## Task requirements
The lines to copy are those holding the string "JSON" in the entries below.
** Information follows **
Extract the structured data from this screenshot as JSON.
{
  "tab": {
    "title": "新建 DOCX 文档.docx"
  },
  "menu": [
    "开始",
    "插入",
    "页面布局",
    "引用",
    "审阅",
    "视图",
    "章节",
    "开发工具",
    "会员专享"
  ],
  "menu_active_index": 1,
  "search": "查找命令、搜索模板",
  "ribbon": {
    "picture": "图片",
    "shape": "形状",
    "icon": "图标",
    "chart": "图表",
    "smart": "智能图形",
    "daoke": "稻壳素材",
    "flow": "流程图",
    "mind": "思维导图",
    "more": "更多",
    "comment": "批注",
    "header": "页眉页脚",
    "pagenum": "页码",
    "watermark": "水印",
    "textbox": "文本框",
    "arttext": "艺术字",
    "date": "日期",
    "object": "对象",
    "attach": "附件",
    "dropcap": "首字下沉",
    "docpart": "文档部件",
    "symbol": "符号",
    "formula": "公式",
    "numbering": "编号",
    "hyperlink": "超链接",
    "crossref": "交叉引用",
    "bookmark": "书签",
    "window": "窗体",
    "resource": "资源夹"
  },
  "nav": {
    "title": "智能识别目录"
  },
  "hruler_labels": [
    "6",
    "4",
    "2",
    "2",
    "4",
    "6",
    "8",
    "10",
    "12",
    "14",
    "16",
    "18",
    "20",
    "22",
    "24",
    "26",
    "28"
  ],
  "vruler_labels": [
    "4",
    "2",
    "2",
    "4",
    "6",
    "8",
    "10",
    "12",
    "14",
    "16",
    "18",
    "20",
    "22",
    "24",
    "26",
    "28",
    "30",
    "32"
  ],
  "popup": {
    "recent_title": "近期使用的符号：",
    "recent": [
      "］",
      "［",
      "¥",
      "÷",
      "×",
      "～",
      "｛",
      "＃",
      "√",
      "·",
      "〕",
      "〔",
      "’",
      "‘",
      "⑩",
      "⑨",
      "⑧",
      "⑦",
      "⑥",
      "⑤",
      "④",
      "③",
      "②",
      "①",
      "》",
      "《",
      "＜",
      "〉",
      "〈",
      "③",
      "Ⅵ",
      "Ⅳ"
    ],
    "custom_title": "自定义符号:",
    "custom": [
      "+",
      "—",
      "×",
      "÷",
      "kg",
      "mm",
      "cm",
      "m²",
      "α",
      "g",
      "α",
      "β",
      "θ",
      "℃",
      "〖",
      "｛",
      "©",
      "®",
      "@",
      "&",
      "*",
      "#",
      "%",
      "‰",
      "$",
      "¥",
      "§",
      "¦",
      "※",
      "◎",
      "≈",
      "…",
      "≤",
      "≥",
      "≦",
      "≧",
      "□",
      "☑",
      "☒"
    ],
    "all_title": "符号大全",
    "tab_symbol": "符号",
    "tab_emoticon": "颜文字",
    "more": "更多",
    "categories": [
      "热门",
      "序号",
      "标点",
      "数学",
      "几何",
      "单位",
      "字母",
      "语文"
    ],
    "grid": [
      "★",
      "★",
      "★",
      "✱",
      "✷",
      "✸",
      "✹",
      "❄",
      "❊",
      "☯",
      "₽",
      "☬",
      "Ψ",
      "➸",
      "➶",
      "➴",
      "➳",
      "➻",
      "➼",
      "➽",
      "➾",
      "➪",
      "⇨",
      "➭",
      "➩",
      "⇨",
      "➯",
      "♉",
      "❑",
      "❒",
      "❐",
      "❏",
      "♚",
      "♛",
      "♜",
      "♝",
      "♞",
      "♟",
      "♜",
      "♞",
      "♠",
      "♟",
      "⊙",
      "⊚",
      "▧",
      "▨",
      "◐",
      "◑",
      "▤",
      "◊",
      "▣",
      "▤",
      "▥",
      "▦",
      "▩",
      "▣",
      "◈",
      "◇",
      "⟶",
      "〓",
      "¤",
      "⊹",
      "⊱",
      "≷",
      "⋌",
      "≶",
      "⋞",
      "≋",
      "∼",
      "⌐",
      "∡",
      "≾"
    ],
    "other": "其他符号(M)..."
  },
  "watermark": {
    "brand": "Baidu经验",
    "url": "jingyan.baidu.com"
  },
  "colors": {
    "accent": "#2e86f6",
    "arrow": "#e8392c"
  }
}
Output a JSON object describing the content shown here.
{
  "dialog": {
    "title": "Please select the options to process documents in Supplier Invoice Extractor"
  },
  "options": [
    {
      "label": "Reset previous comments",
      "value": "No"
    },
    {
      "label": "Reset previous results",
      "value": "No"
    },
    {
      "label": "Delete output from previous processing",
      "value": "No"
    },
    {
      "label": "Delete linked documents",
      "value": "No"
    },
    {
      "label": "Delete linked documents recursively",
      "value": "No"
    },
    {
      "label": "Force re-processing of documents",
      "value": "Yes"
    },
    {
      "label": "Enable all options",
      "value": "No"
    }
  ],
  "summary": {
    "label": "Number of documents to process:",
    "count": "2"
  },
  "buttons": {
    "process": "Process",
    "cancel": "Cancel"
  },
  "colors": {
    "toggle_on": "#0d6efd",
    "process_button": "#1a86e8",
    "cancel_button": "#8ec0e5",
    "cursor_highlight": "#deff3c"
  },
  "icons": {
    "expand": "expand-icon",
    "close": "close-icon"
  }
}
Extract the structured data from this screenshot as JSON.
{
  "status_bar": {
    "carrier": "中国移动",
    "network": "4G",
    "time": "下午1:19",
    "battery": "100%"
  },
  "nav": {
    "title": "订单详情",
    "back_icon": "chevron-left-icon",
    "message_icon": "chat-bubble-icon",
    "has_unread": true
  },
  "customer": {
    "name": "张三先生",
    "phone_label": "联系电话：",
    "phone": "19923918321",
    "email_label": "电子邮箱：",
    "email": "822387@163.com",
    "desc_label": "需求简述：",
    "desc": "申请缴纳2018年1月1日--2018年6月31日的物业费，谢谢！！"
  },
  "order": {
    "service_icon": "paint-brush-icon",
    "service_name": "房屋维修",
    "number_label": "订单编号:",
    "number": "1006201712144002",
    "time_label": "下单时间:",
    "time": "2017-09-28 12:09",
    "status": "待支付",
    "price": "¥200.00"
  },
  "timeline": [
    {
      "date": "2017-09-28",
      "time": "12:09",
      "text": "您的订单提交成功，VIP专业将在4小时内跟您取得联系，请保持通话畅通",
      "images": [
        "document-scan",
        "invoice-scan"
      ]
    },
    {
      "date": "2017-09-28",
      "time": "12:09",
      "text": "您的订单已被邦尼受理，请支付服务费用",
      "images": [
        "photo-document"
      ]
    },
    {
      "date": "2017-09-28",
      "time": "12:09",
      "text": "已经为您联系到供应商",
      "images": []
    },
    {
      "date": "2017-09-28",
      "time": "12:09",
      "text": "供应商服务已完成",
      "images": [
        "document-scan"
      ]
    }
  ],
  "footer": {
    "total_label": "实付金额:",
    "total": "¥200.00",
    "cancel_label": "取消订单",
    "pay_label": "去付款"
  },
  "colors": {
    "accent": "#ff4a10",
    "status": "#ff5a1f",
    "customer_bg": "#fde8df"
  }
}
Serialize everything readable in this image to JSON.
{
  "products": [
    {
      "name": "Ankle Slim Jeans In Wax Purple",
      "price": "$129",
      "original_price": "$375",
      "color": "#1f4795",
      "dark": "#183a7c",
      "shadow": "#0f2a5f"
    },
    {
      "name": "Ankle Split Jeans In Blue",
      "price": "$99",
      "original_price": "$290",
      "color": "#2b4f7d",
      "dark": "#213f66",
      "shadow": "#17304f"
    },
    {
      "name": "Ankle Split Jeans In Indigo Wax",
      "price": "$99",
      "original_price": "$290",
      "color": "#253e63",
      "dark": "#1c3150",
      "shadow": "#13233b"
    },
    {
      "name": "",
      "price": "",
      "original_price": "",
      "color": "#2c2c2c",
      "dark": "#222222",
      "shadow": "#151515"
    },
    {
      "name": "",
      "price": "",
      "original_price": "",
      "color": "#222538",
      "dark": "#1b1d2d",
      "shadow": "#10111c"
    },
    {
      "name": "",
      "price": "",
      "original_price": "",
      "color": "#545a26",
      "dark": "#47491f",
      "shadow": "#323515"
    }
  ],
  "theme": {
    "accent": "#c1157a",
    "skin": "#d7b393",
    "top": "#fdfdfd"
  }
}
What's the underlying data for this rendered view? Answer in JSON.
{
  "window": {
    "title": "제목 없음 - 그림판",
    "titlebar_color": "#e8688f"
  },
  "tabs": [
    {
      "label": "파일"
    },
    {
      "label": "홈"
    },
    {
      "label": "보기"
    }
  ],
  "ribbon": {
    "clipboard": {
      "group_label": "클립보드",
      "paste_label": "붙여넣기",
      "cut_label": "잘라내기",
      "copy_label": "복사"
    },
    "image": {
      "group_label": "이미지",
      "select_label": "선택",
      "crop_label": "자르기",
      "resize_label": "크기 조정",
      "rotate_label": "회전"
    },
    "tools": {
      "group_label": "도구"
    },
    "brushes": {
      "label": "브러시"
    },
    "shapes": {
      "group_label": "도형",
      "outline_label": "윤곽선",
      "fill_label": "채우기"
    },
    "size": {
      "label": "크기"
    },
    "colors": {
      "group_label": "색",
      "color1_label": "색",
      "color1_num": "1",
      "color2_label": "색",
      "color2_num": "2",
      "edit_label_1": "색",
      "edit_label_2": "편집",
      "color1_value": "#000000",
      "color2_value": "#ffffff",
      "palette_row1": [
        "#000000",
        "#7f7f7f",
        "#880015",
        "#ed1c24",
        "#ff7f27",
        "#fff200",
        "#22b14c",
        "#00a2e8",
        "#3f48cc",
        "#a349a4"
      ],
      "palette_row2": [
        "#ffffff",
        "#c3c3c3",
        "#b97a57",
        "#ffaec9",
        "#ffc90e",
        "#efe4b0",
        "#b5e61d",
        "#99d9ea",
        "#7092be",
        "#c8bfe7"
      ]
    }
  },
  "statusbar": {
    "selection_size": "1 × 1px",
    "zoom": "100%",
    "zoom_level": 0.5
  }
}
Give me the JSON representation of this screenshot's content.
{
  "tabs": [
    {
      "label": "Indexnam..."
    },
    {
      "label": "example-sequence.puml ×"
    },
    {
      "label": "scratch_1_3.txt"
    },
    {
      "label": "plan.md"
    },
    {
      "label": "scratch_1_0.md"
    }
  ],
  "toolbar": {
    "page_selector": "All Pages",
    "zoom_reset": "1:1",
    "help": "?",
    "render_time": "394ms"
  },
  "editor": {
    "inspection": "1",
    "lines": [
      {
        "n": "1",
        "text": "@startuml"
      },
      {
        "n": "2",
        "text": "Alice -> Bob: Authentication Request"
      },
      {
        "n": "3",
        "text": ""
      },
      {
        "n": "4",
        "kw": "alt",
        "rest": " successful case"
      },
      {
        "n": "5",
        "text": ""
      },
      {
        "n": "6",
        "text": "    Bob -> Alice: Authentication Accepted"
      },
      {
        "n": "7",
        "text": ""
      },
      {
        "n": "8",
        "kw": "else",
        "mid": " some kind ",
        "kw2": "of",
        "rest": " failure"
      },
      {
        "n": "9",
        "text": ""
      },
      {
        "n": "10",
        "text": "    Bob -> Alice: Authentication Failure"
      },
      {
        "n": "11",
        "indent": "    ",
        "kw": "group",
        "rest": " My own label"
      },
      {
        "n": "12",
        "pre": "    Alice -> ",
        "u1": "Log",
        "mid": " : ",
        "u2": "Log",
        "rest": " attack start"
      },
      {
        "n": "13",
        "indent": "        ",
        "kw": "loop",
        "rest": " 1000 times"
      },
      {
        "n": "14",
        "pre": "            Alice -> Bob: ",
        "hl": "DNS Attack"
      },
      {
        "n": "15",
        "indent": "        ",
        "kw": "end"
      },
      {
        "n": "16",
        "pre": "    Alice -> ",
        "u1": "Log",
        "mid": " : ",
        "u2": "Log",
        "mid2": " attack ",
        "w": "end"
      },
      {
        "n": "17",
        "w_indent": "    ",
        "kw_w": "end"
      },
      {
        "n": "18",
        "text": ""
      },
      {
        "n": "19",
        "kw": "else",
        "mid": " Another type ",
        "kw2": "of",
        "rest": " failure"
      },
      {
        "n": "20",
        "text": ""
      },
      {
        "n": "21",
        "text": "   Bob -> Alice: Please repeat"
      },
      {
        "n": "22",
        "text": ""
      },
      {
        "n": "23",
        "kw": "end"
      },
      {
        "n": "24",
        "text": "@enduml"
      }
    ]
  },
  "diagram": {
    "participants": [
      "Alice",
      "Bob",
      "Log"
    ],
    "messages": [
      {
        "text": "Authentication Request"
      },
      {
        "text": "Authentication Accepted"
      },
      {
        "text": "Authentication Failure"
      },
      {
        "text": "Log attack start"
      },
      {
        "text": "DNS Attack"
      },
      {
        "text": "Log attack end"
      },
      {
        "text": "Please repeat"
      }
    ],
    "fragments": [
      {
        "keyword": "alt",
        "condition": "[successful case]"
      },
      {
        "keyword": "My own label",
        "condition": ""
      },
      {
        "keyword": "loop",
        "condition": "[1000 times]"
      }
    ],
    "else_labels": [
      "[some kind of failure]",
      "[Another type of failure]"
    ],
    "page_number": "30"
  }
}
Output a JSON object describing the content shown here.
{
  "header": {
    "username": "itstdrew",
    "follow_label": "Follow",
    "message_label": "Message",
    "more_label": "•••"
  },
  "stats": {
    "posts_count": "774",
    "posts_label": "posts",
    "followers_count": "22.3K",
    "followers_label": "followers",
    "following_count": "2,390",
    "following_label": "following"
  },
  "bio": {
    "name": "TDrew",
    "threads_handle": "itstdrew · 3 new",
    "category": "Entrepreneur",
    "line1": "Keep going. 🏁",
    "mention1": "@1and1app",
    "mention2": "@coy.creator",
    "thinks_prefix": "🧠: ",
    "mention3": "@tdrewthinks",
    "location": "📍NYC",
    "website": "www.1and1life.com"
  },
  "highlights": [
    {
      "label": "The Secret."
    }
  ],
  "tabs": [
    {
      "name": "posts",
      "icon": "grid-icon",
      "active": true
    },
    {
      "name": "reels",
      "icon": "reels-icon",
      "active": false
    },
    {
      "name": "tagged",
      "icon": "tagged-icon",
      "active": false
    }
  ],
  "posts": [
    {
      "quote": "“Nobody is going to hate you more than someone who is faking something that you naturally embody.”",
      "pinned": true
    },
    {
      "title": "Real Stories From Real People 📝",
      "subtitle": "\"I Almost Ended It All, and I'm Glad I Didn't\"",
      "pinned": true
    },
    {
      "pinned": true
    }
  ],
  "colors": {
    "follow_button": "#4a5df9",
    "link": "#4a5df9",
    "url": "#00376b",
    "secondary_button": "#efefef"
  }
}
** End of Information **
## Task solution
Extract the structured data from this screenshot as JSON.
Output a JSON object describing the content shown here.
Extract the structured data from this screenshot as JSON.
Serialize everything readable in this image to JSON.
What's the underlying data for this rendered view? Answer in JSON.
Give me the JSON representation of this screenshot's content.
Output a JSON object describing the content shown here.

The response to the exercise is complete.